Kasienka is from Poland. She grew up there and thats her true home, where her heart is. But Kasineka and her mum head for England to find their long lost father who abandoned them. She starts school and gets put into a lower class. Finding friends becomes problematic. She feels like an alien amongst them, she has to pay the price for being different. She comes across Claire, who torments her and makes her life even more of a misery. But Kasienka turns to the thing she loves to do most. Where she can escape and move into another world. Flow and twirl in happiness, away from bullies and away from school. She is free and can let go and this is where she feels truly at home.
This is the type of books thats gets to your heart and soul and stays there. It teaches you the tough life immigrants face. This story is written in blank verse, giving it a free feeling and a different style to most books you read. Kanoro was my favourite character. Kanoro is a Kenyan doctor who lives in the next room to Kasienka and her mum. Kanoro provides a ray of light, love, wisdom and kidness to the Polish immigrants.

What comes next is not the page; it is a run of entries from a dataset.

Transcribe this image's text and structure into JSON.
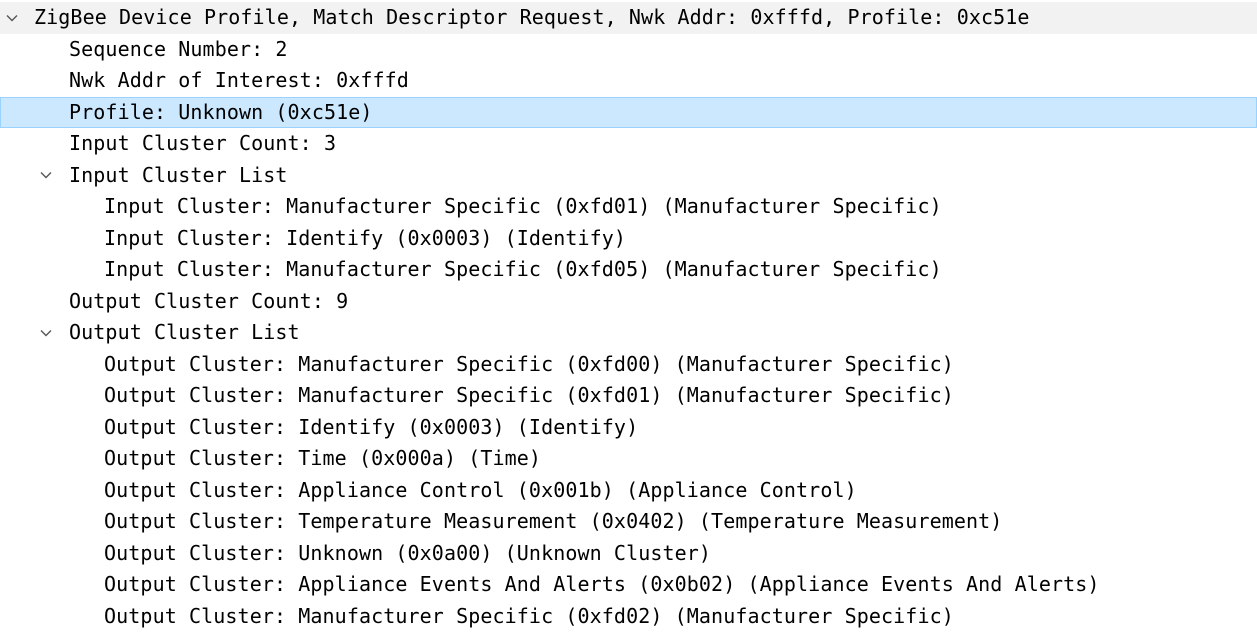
{
  "tree": {
    "root": {
      "label": "ZigBee Device Profile, Match Descriptor Request, Nwk Addr: 0xfffd, Profile: 0xc51e",
      "expanded": true,
      "icon": "chevron-down-icon"
    },
    "fields": {
      "sequence_number": "Sequence Number: 2",
      "nwk_addr": "Nwk Addr of Interest: 0xfffd",
      "profile": "Profile: Unknown (0xc51e)",
      "input_cluster_count": "Input Cluster Count: 3",
      "output_cluster_count": "Output Cluster Count: 9"
    },
    "input_cluster_list": {
      "label": "Input Cluster List",
      "expanded": true,
      "icon": "chevron-down-icon",
      "items": [
        "Input Cluster: Manufacturer Specific (0xfd01) (Manufacturer Specific)",
        "Input Cluster: Identify (0x0003) (Identify)",
        "Input Cluster: Manufacturer Specific (0xfd05) (Manufacturer Specific)"
      ]
    },
    "output_cluster_list": {
      "label": "Output Cluster List",
      "expanded": true,
      "icon": "chevron-down-icon",
      "items": [
        "Output Cluster: Manufacturer Specific (0xfd00) (Manufacturer Specific)",
        "Output Cluster: Manufacturer Specific (0xfd01) (Manufacturer Specific)",
        "Output Cluster: Identify (0x0003) (Identify)",
        "Output Cluster: Time (0x000a) (Time)",
        "Output Cluster: Appliance Control (0x001b) (Appliance Control)",
        "Output Cluster: Temperature Measurement (0x0402) (Temperature Measurement)",
        "Output Cluster: Unknown (0x0a00) (Unknown Cluster)",
        "Output Cluster: Appliance Events And Alerts (0x0b02) (Appliance Events And Alerts)",
        "Output Cluster: Manufacturer Specific (0xfd02) (Manufacturer Specific)"
      ]
    },
    "selected_field": "profile",
    "colors": {
      "selection_background": "#cce8ff",
      "selection_border": "#99d1ff",
      "root_background": "#f2f2f2",
      "chevron": "#555555"
    }
  }
}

Overall, I loved this book. The believable characters, the setting, the theme of refugees, all makes it a memorable and engaging book. I would recommend this book for children aged between 11-14.
George from Eltham College says:
Weight of water by Sarah Crossman is a heart-rending and exciting book, full of adventure into the unknown. Kasienka, a determined twelve-year old from Poland, is missing her father. He left a note one morning saying he was off to England… That was all he told them.
This book is all about Kasienka and her mother searching for her dad. It is a new perspective of how people find new countries and homes difficult to deal with and how their emotions change.
Kieran from Eltham College says:
The weight of water is a wonderful book. Sarah Crossan has done a magnificent job of writing this book in a unique manner. I would normally not choose a book that is written in verse because it has never appealed to me, even though I normally like poetry. I find that the book gives you a different view to how we would normally see the world. It is a beautiful book and I would recommend it to anyone.
At first The Weight of Water throws you because it’s poetry, but very quickly you get used to the format and it tells an interesting tale. It’s a tale that makes you think –in these times of Brexit are we treating those who come here to work with respect? Do we do so in schools? Or does this just provide the bullies in our society with another victim.
One of the messages I took from The Weight of Water is that whatever country we come form we are all the same, and that we should try and help not hinder each other.
I also love the idea that competitive sport becomes a release for the central character.
A good and thought provoking read.
This is delightful and heart warming. It give an insight form Kasienka’s point of view arriving in Britain as an immigrant and what she makes of her “New world”.